“Git-le-Coeur” is at the other end of the Zorn-spectrum, more laid-back but sprinkled, at times, with short rapid sequences. Baron’s drums are highlighted nicely throughout the song (if you pay attention). The third track, “The Conqueror Worm” matches the first in intensity but with a more conventional Jazz approach and is exactly the sound that comes to my mind when I think of a John Zorn recording. It’s also one of my favorite tracks on the record if only for the incredible sense of pacing and timing that is usually the norm on a John Zorn composition. The rest of the tracks keep this repetitive tone and structure, with occasional “zornian epileptic fits” that get to really test the skill of the musicians (and they all pass with flying colors). All the tracks are excellent but highlights include “The Dream Machine”, my personal favorite and especially a highlight for pianist Medeski whose show-stealing virtuosity is nothing short of magical, “Note Virus” for its pure madness and “1001 nights in Marrakech” for its hypnotic rhythm. Like I said though, these songs are the cream of the crop in an already excellent record.

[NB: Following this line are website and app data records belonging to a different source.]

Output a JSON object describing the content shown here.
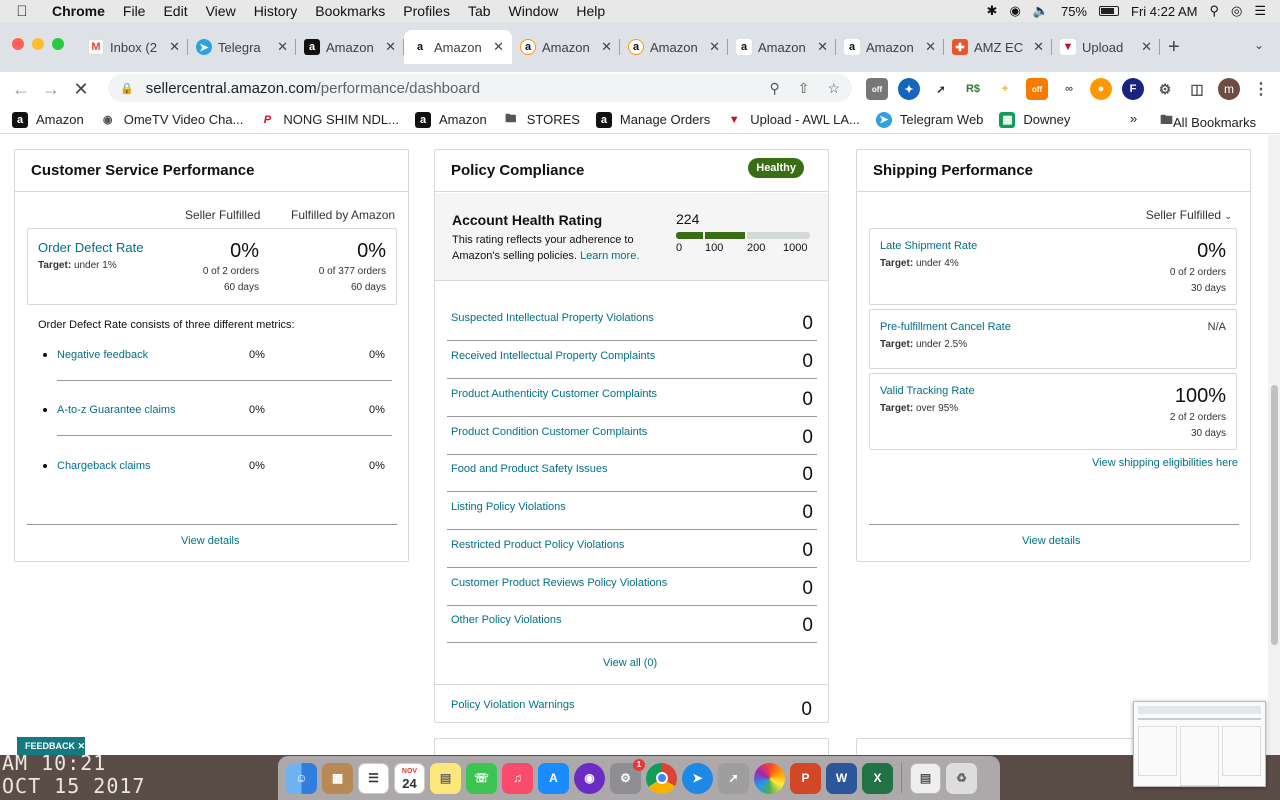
{
  "menubar": {
    "app_name": "Chrome",
    "items": [
      "File",
      "Edit",
      "View",
      "History",
      "Bookmarks",
      "Profiles",
      "Tab",
      "Window",
      "Help"
    ],
    "battery": "75%",
    "clock": "Fri 4:22 AM"
  },
  "tabs": [
    {
      "title": "Inbox (2",
      "favicon": "gmail-icon"
    },
    {
      "title": "Telegra",
      "favicon": "telegram-icon"
    },
    {
      "title": "Amazon",
      "favicon": "amazon-icon"
    },
    {
      "title": "Amazon",
      "favicon": "amazon-smile-icon",
      "active": true
    },
    {
      "title": "Amazon",
      "favicon": "amazon-smile-icon"
    },
    {
      "title": "Amazon",
      "favicon": "amazon-smile-icon"
    },
    {
      "title": "Amazon",
      "favicon": "amazon-smile-icon"
    },
    {
      "title": "Amazon",
      "favicon": "amazon-smile-icon"
    },
    {
      "title": "AMZ EC",
      "favicon": "amz-ec-icon"
    },
    {
      "title": "Upload",
      "favicon": "upload-icon"
    }
  ],
  "toolbar": {
    "url_domain": "sellercentral.amazon.com",
    "url_path": "/performance/dashboard",
    "ext_off_label": "off",
    "avatar_letter": "m"
  },
  "bookmarks": [
    {
      "label": "Amazon",
      "icon": "amazon-icon"
    },
    {
      "label": "OmeTV Video Cha...",
      "icon": "ometv-icon"
    },
    {
      "label": "NONG SHIM NDL...",
      "icon": "pinterest-icon"
    },
    {
      "label": "Amazon",
      "icon": "amazon-icon"
    },
    {
      "label": "STORES",
      "icon": "folder-icon"
    },
    {
      "label": "Manage Orders",
      "icon": "amazon-icon"
    },
    {
      "label": "Upload - AWL LA...",
      "icon": "upload-icon"
    },
    {
      "label": "Telegram Web",
      "icon": "telegram-icon"
    },
    {
      "label": "Downey",
      "icon": "sheets-icon"
    }
  ],
  "bookmarks_all": "All Bookmarks",
  "customer_service": {
    "title": "Customer Service Performance",
    "col_seller": "Seller Fulfilled",
    "col_fba": "Fulfilled by Amazon",
    "odr": {
      "name": "Order Defect Rate",
      "target_label": "Target:",
      "target_value": "under 1%",
      "seller_pct": "0%",
      "seller_orders": "0 of 2 orders",
      "seller_days": "60 days",
      "fba_pct": "0%",
      "fba_orders": "0 of 377 orders",
      "fba_days": "60 days"
    },
    "consists_text": "Order Defect Rate consists of three different metrics:",
    "metrics": [
      {
        "name": "Negative feedback",
        "seller": "0%",
        "fba": "0%"
      },
      {
        "name": "A-to-z Guarantee claims",
        "seller": "0%",
        "fba": "0%"
      },
      {
        "name": "Chargeback claims",
        "seller": "0%",
        "fba": "0%"
      }
    ],
    "view_details": "View details"
  },
  "policy": {
    "title": "Policy Compliance",
    "badge": "Healthy",
    "ahr_title": "Account Health Rating",
    "ahr_desc_1": "This rating reflects your adherence to",
    "ahr_desc_2": "Amazon's selling policies.",
    "learn_more": "Learn more.",
    "score": "224",
    "score_value": 224,
    "scale": [
      "0",
      "100",
      "200",
      "1000"
    ],
    "rows": [
      {
        "name": "Suspected Intellectual Property Violations",
        "value": "0"
      },
      {
        "name": "Received Intellectual Property Complaints",
        "value": "0"
      },
      {
        "name": "Product Authenticity Customer Complaints",
        "value": "0"
      },
      {
        "name": "Product Condition Customer Complaints",
        "value": "0"
      },
      {
        "name": "Food and Product Safety Issues",
        "value": "0"
      },
      {
        "name": "Listing Policy Violations",
        "value": "0"
      },
      {
        "name": "Restricted Product Policy Violations",
        "value": "0"
      },
      {
        "name": "Customer Product Reviews Policy Violations",
        "value": "0"
      },
      {
        "name": "Other Policy Violations",
        "value": "0"
      }
    ],
    "view_all": "View all (0)",
    "warnings": {
      "name": "Policy Violation Warnings",
      "value": "0"
    }
  },
  "shipping": {
    "title": "Shipping Performance",
    "filter": "Seller Fulfilled",
    "late": {
      "name": "Late Shipment Rate",
      "target_label": "Target:",
      "target_value": "under 4%",
      "pct": "0%",
      "orders": "0 of 2 orders",
      "days": "30 days"
    },
    "cancel": {
      "name": "Pre-fulfillment Cancel Rate",
      "target_label": "Target:",
      "target_value": "under 2.5%",
      "value": "N/A"
    },
    "tracking": {
      "name": "Valid Tracking Rate",
      "target_label": "Target:",
      "target_value": "over 95%",
      "pct": "100%",
      "orders": "2 of 2 orders",
      "days": "30 days"
    },
    "eligibilities": "View shipping eligibilities here",
    "view_details": "View details"
  },
  "feedback_label": "FEEDBACK",
  "desktop_clock_line1": "AM 10:21",
  "desktop_clock_line2": "OCT 15 2017",
  "dock_calendar_month": "NOV",
  "dock_calendar_day": "24",
  "dock_settings_badge": "1"
}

With this trio of really powerful works Zorn has once again demonstrated not only his imagination and versatility as a composer but also his work-ethic and his talent in choosing and linking together musicians with great chemistry. Undoubtedly, Zorn is one of the greatest musical minds of his generation.
[i] Citation needed